■ YOUR GOAL ■
In how many lines of the records below does the word "text" appear? Reply with the number only.

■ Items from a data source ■
──────────

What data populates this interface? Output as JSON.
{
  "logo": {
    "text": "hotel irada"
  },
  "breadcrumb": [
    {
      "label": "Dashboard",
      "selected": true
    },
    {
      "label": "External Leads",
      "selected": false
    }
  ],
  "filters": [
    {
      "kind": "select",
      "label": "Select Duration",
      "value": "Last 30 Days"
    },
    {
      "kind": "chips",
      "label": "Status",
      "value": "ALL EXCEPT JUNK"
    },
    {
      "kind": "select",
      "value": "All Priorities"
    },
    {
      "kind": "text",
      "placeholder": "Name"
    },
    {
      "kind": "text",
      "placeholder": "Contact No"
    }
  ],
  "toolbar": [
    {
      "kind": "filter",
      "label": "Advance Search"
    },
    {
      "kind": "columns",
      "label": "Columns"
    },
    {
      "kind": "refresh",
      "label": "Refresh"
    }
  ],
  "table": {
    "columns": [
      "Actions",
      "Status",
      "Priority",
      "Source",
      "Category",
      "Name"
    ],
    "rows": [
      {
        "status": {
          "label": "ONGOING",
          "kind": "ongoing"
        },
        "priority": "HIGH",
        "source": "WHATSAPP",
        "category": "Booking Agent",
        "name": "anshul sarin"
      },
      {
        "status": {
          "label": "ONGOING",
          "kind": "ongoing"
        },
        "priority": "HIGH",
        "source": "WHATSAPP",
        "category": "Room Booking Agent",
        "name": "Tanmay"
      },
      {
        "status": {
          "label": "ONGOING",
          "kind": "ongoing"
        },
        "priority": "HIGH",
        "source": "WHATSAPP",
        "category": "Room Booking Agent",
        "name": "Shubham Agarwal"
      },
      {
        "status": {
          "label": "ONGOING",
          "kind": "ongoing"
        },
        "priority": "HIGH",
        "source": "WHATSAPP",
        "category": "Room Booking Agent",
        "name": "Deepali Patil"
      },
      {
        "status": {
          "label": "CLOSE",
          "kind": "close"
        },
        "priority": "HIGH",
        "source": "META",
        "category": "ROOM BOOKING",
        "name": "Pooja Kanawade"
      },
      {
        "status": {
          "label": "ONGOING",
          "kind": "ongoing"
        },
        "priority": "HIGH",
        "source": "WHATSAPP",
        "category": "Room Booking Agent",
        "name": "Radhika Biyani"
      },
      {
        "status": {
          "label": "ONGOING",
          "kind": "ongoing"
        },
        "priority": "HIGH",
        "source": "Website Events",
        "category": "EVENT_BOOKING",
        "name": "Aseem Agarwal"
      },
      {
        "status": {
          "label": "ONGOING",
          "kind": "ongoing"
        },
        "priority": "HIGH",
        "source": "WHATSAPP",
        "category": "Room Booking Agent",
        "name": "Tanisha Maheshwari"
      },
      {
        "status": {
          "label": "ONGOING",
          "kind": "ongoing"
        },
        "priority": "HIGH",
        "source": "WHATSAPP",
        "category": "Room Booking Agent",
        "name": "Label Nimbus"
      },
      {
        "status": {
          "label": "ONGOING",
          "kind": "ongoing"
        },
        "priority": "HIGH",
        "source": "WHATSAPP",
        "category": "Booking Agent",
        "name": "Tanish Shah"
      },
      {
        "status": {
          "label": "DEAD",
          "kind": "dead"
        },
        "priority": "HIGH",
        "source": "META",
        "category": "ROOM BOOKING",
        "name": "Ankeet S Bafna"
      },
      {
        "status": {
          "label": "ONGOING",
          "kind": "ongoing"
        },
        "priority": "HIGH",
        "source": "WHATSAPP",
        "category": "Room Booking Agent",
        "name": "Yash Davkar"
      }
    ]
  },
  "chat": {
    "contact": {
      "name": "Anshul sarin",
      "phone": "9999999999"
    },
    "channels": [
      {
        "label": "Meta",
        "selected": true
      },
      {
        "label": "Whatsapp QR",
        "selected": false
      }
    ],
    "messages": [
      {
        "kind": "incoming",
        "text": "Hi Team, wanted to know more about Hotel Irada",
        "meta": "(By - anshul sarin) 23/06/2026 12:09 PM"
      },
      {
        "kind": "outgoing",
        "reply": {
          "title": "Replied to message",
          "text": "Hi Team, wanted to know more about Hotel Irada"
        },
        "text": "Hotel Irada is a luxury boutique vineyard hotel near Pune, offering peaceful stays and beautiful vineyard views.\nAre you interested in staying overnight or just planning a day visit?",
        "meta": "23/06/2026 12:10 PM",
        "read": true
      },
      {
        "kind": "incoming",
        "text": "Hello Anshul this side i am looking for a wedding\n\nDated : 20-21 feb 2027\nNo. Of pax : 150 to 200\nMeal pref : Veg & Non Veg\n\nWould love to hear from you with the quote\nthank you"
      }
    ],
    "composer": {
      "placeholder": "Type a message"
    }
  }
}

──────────

■ ANSWER TO THIS TASK ■
7